MATERIAL FOR THIS TASK: Begin

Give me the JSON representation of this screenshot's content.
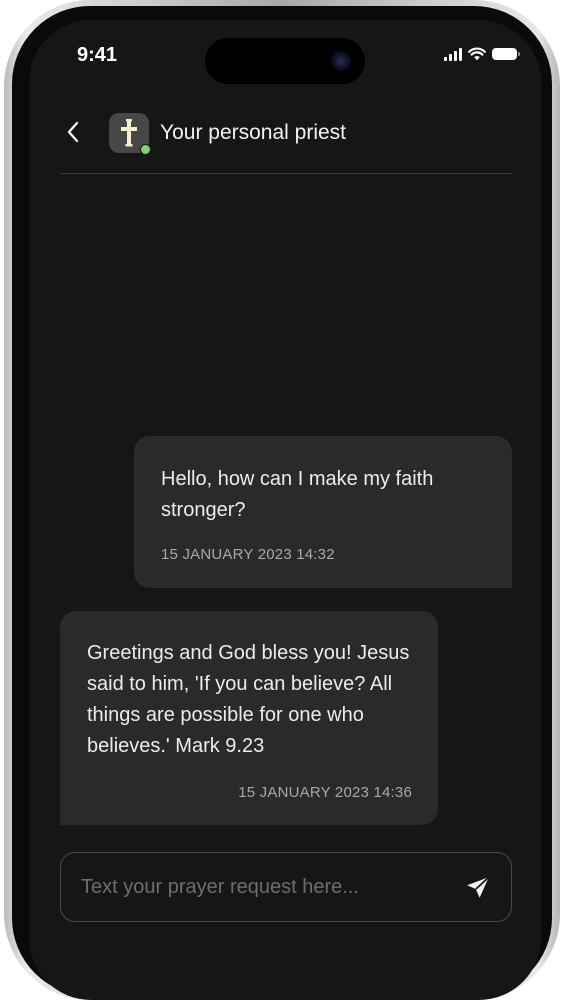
{
  "status_bar": {
    "time": "9:41"
  },
  "header": {
    "title": "Your personal priest",
    "avatar_icon": "cross-icon",
    "online_color": "#7bd66e"
  },
  "messages": [
    {
      "sender": "user",
      "text": "Hello, how can I make my faith stronger?",
      "timestamp": "15 JANUARY 2023 14:32"
    },
    {
      "sender": "priest",
      "text": "Greetings and God bless you! Jesus said to him, 'If you can believe? All things are possible for one who believes.' Mark 9.23",
      "timestamp": "15 JANUARY 2023 14:36"
    }
  ],
  "composer": {
    "placeholder": "Text your prayer request here...",
    "value": ""
  },
  "colors": {
    "background": "#161616",
    "bubble": "#2a2a2a",
    "text": "#ececec",
    "muted": "#a8a8a8"
  }
}
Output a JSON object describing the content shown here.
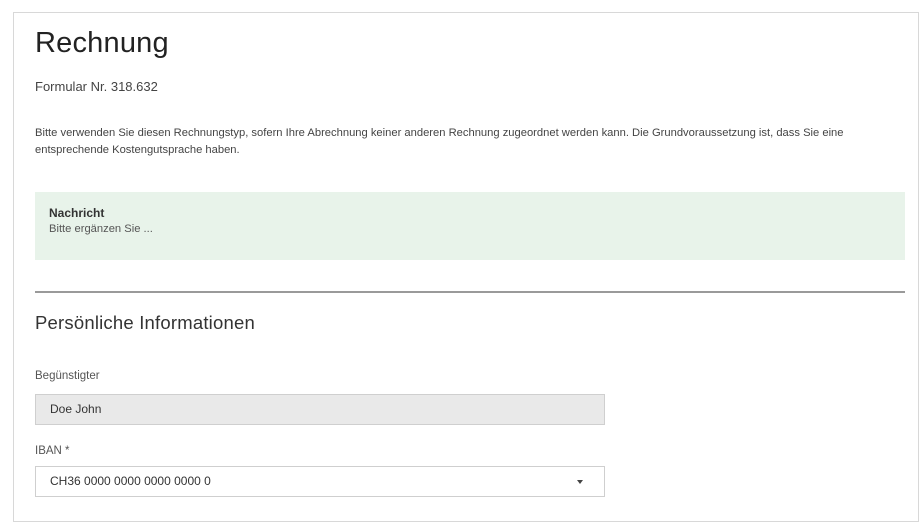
{
  "header": {
    "title": "Rechnung",
    "form_number": "Formular Nr. 318.632"
  },
  "intro_text": "Bitte verwenden Sie diesen Rechnungstyp, sofern Ihre Abrechnung keiner anderen Rechnung zugeordnet werden kann. Die Grundvoraussetzung ist, dass Sie eine entsprechende Kostengutsprache haben.",
  "notice": {
    "title": "Nachricht",
    "text": "Bitte ergänzen Sie ..."
  },
  "section": {
    "heading": "Persönliche Informationen"
  },
  "fields": {
    "beneficiary": {
      "label": "Begünstigter",
      "value": "Doe John"
    },
    "iban": {
      "label": "IBAN *",
      "value": "CH36 0000 0000 0000 0000 0",
      "icon": "chevron-down-icon"
    }
  },
  "colors": {
    "notice_background": "#e8f3ea",
    "readonly_background": "#e9e9e9",
    "divider": "#9a9a9a"
  }
}
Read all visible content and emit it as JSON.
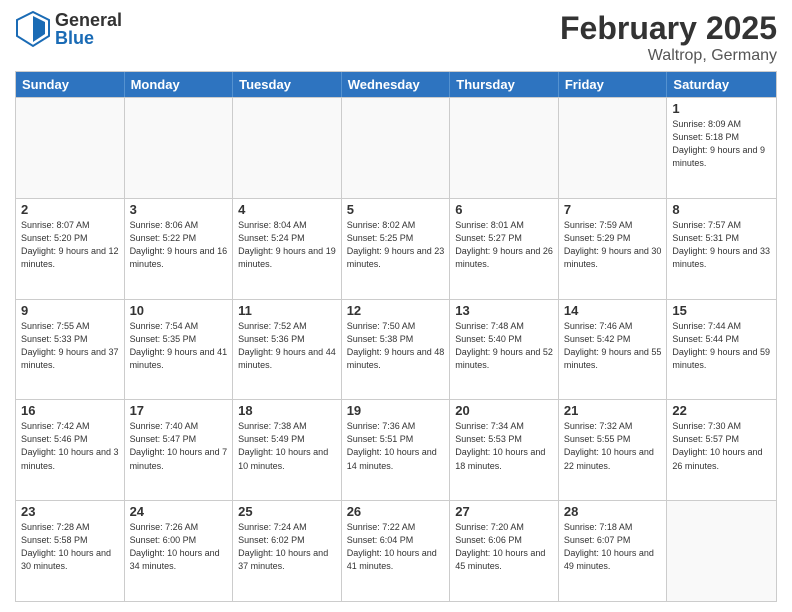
{
  "logo": {
    "general": "General",
    "blue": "Blue"
  },
  "title": {
    "month": "February 2025",
    "location": "Waltrop, Germany"
  },
  "header": {
    "days": [
      "Sunday",
      "Monday",
      "Tuesday",
      "Wednesday",
      "Thursday",
      "Friday",
      "Saturday"
    ]
  },
  "weeks": [
    [
      {
        "day": "",
        "info": ""
      },
      {
        "day": "",
        "info": ""
      },
      {
        "day": "",
        "info": ""
      },
      {
        "day": "",
        "info": ""
      },
      {
        "day": "",
        "info": ""
      },
      {
        "day": "",
        "info": ""
      },
      {
        "day": "1",
        "info": "Sunrise: 8:09 AM\nSunset: 5:18 PM\nDaylight: 9 hours and 9 minutes."
      }
    ],
    [
      {
        "day": "2",
        "info": "Sunrise: 8:07 AM\nSunset: 5:20 PM\nDaylight: 9 hours and 12 minutes."
      },
      {
        "day": "3",
        "info": "Sunrise: 8:06 AM\nSunset: 5:22 PM\nDaylight: 9 hours and 16 minutes."
      },
      {
        "day": "4",
        "info": "Sunrise: 8:04 AM\nSunset: 5:24 PM\nDaylight: 9 hours and 19 minutes."
      },
      {
        "day": "5",
        "info": "Sunrise: 8:02 AM\nSunset: 5:25 PM\nDaylight: 9 hours and 23 minutes."
      },
      {
        "day": "6",
        "info": "Sunrise: 8:01 AM\nSunset: 5:27 PM\nDaylight: 9 hours and 26 minutes."
      },
      {
        "day": "7",
        "info": "Sunrise: 7:59 AM\nSunset: 5:29 PM\nDaylight: 9 hours and 30 minutes."
      },
      {
        "day": "8",
        "info": "Sunrise: 7:57 AM\nSunset: 5:31 PM\nDaylight: 9 hours and 33 minutes."
      }
    ],
    [
      {
        "day": "9",
        "info": "Sunrise: 7:55 AM\nSunset: 5:33 PM\nDaylight: 9 hours and 37 minutes."
      },
      {
        "day": "10",
        "info": "Sunrise: 7:54 AM\nSunset: 5:35 PM\nDaylight: 9 hours and 41 minutes."
      },
      {
        "day": "11",
        "info": "Sunrise: 7:52 AM\nSunset: 5:36 PM\nDaylight: 9 hours and 44 minutes."
      },
      {
        "day": "12",
        "info": "Sunrise: 7:50 AM\nSunset: 5:38 PM\nDaylight: 9 hours and 48 minutes."
      },
      {
        "day": "13",
        "info": "Sunrise: 7:48 AM\nSunset: 5:40 PM\nDaylight: 9 hours and 52 minutes."
      },
      {
        "day": "14",
        "info": "Sunrise: 7:46 AM\nSunset: 5:42 PM\nDaylight: 9 hours and 55 minutes."
      },
      {
        "day": "15",
        "info": "Sunrise: 7:44 AM\nSunset: 5:44 PM\nDaylight: 9 hours and 59 minutes."
      }
    ],
    [
      {
        "day": "16",
        "info": "Sunrise: 7:42 AM\nSunset: 5:46 PM\nDaylight: 10 hours and 3 minutes."
      },
      {
        "day": "17",
        "info": "Sunrise: 7:40 AM\nSunset: 5:47 PM\nDaylight: 10 hours and 7 minutes."
      },
      {
        "day": "18",
        "info": "Sunrise: 7:38 AM\nSunset: 5:49 PM\nDaylight: 10 hours and 10 minutes."
      },
      {
        "day": "19",
        "info": "Sunrise: 7:36 AM\nSunset: 5:51 PM\nDaylight: 10 hours and 14 minutes."
      },
      {
        "day": "20",
        "info": "Sunrise: 7:34 AM\nSunset: 5:53 PM\nDaylight: 10 hours and 18 minutes."
      },
      {
        "day": "21",
        "info": "Sunrise: 7:32 AM\nSunset: 5:55 PM\nDaylight: 10 hours and 22 minutes."
      },
      {
        "day": "22",
        "info": "Sunrise: 7:30 AM\nSunset: 5:57 PM\nDaylight: 10 hours and 26 minutes."
      }
    ],
    [
      {
        "day": "23",
        "info": "Sunrise: 7:28 AM\nSunset: 5:58 PM\nDaylight: 10 hours and 30 minutes."
      },
      {
        "day": "24",
        "info": "Sunrise: 7:26 AM\nSunset: 6:00 PM\nDaylight: 10 hours and 34 minutes."
      },
      {
        "day": "25",
        "info": "Sunrise: 7:24 AM\nSunset: 6:02 PM\nDaylight: 10 hours and 37 minutes."
      },
      {
        "day": "26",
        "info": "Sunrise: 7:22 AM\nSunset: 6:04 PM\nDaylight: 10 hours and 41 minutes."
      },
      {
        "day": "27",
        "info": "Sunrise: 7:20 AM\nSunset: 6:06 PM\nDaylight: 10 hours and 45 minutes."
      },
      {
        "day": "28",
        "info": "Sunrise: 7:18 AM\nSunset: 6:07 PM\nDaylight: 10 hours and 49 minutes."
      },
      {
        "day": "",
        "info": ""
      }
    ]
  ]
}
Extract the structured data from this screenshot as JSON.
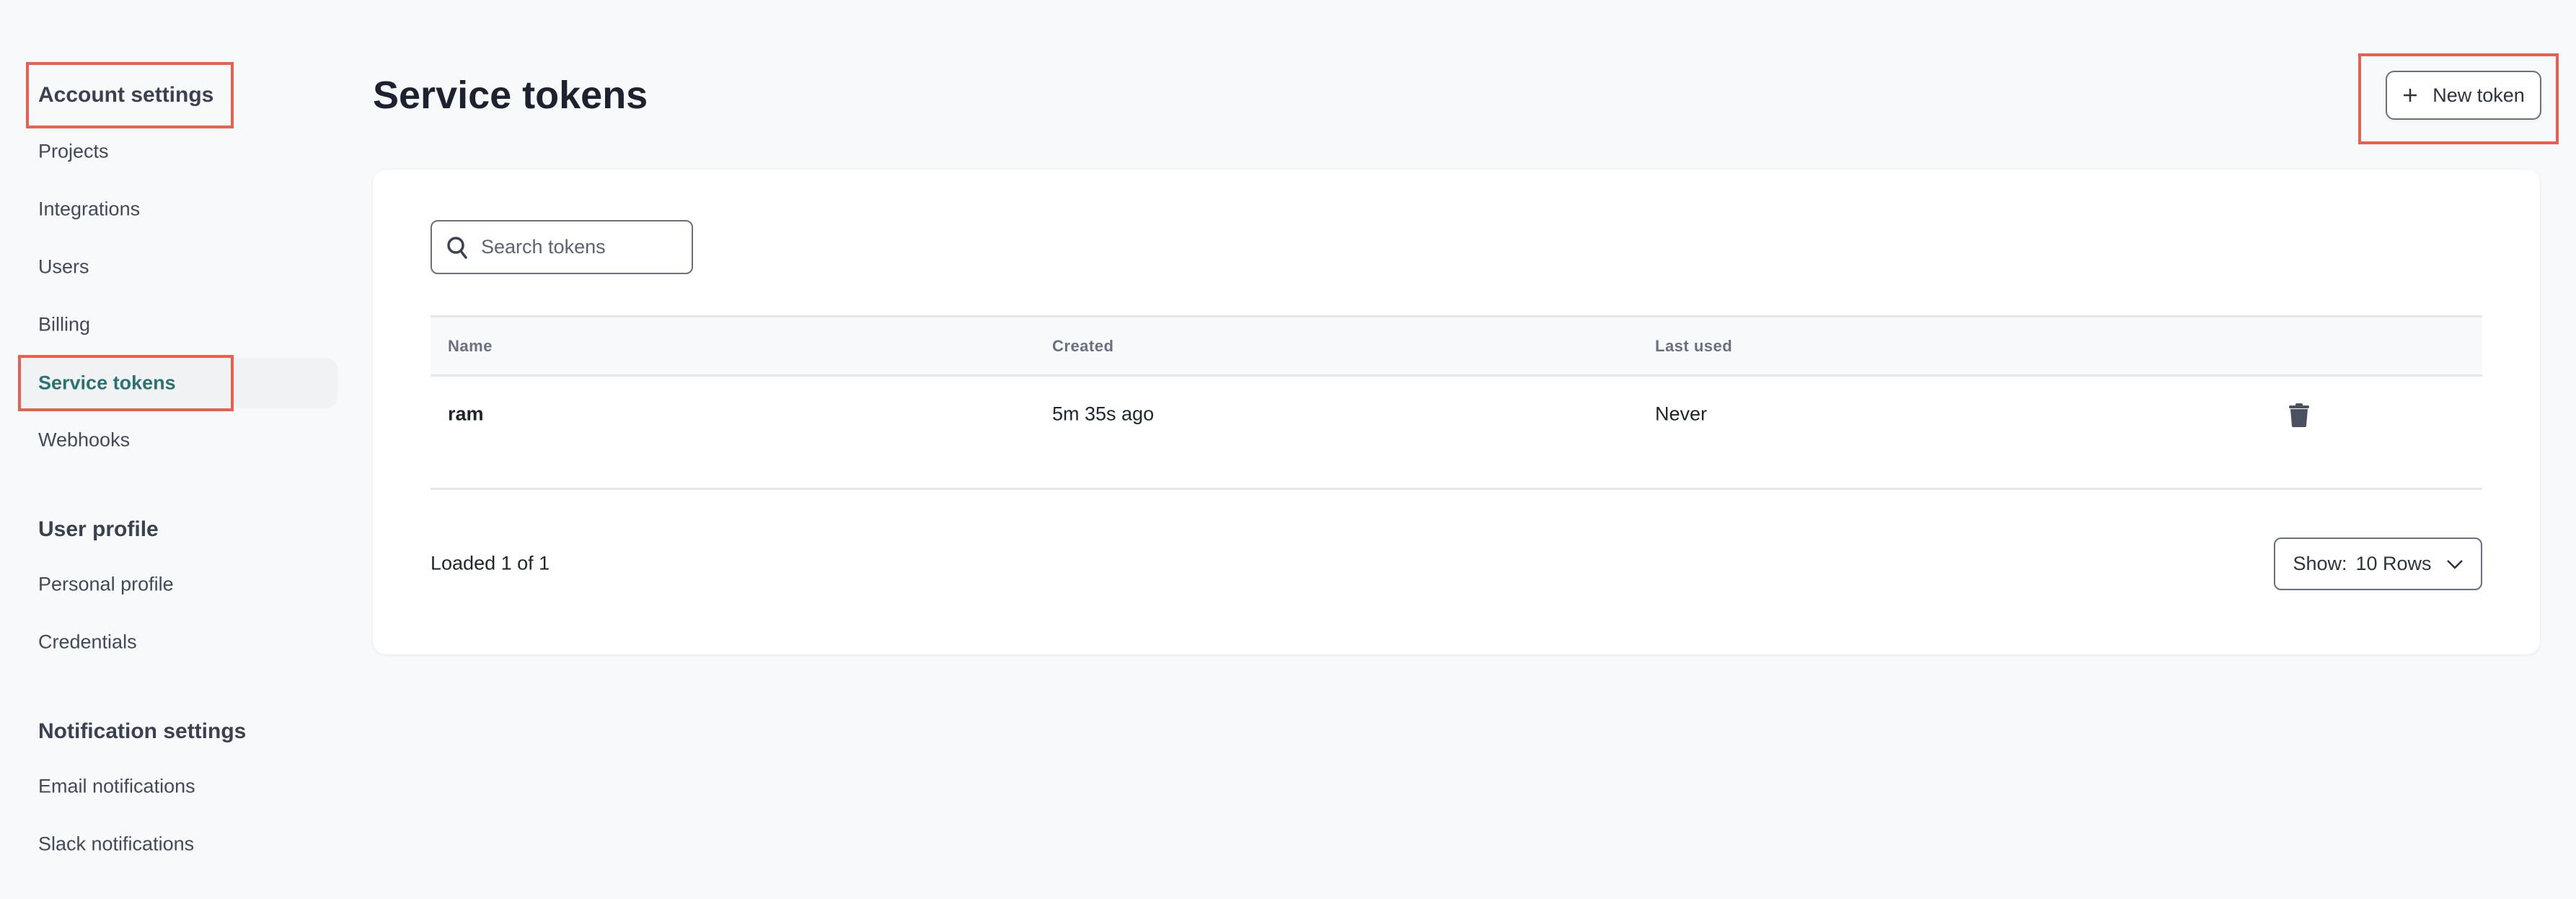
{
  "sidebar": {
    "sections": [
      {
        "heading": "Account settings",
        "items": [
          "Projects",
          "Integrations",
          "Users",
          "Billing",
          "Service tokens",
          "Webhooks"
        ]
      },
      {
        "heading": "User profile",
        "items": [
          "Personal profile",
          "Credentials"
        ]
      },
      {
        "heading": "Notification settings",
        "items": [
          "Email notifications",
          "Slack notifications"
        ]
      }
    ],
    "active_item": "Service tokens"
  },
  "page": {
    "title": "Service tokens",
    "new_button_label": "New token",
    "new_button_icon": "plus-icon"
  },
  "search": {
    "placeholder": "Search tokens",
    "value": "",
    "icon": "search-icon"
  },
  "table": {
    "columns": [
      "Name",
      "Created",
      "Last used"
    ],
    "rows": [
      {
        "name": "ram",
        "created": "5m 35s ago",
        "last_used": "Never",
        "action_icon": "trash-icon"
      }
    ]
  },
  "footer": {
    "loaded_text": "Loaded 1 of 1",
    "show_label": "Show:",
    "rows_value": "10 Rows"
  },
  "colors": {
    "accent": "#2a7372",
    "annotation": "#e8604e",
    "background": "#f8f9fb"
  }
}
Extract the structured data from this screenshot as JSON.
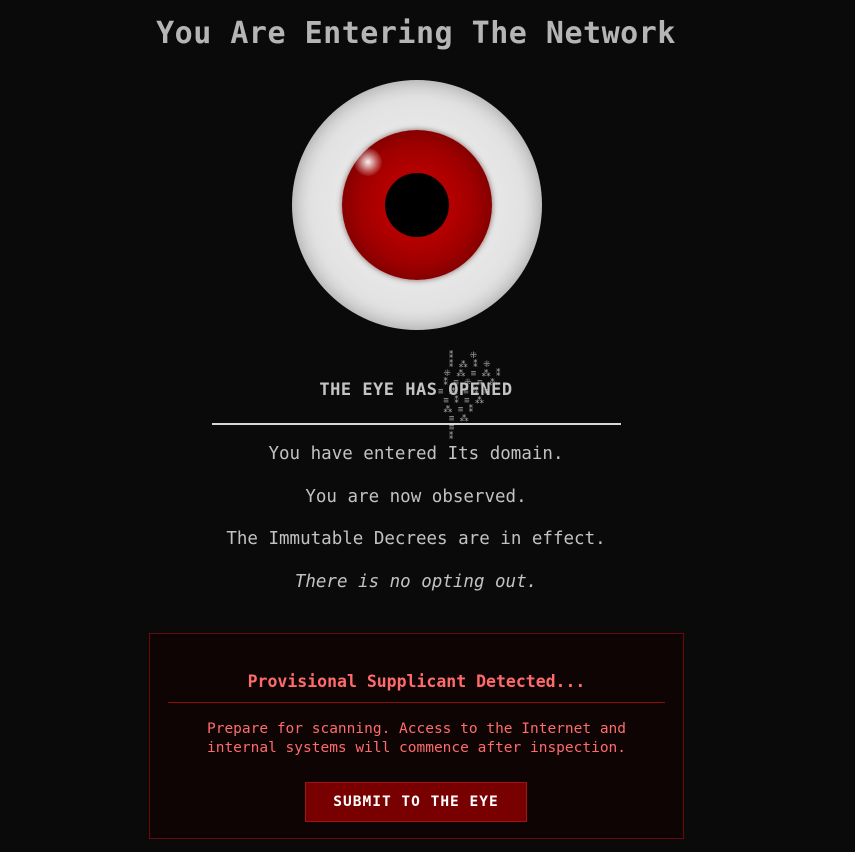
{
  "page": {
    "title": "You Are Entering The Network"
  },
  "eye": {
    "sclera_color": "#e6e6e6",
    "iris_color": "#b00000",
    "pupil_color": "#000000"
  },
  "status": {
    "heading": "THE EYE HAS OPENED"
  },
  "messages": {
    "line1": "You have entered Its domain.",
    "line2": "You are now observed.",
    "line3": "The Immutable Decrees are in effect.",
    "line4": "There is no opting out."
  },
  "panel": {
    "title": "Provisional Supplicant Detected...",
    "body": "Prepare for scanning. Access to the Internet and internal systems will commence after inspection.",
    "button_label": "SUBMIT TO THE EYE",
    "accent_color": "#ff6b6b",
    "border_color": "#6a0a0a"
  }
}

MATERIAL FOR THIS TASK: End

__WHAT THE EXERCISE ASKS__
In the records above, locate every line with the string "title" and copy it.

__RESULT OF THE TASK__
    "title": "Your personal priest",
    "title": "Rechnung",
    "title": "Nachricht",
  "title": {
    "title": "Service tokens",
    "title": "You Are Entering The Network"
    "title": "Provisional Supplicant Detected...",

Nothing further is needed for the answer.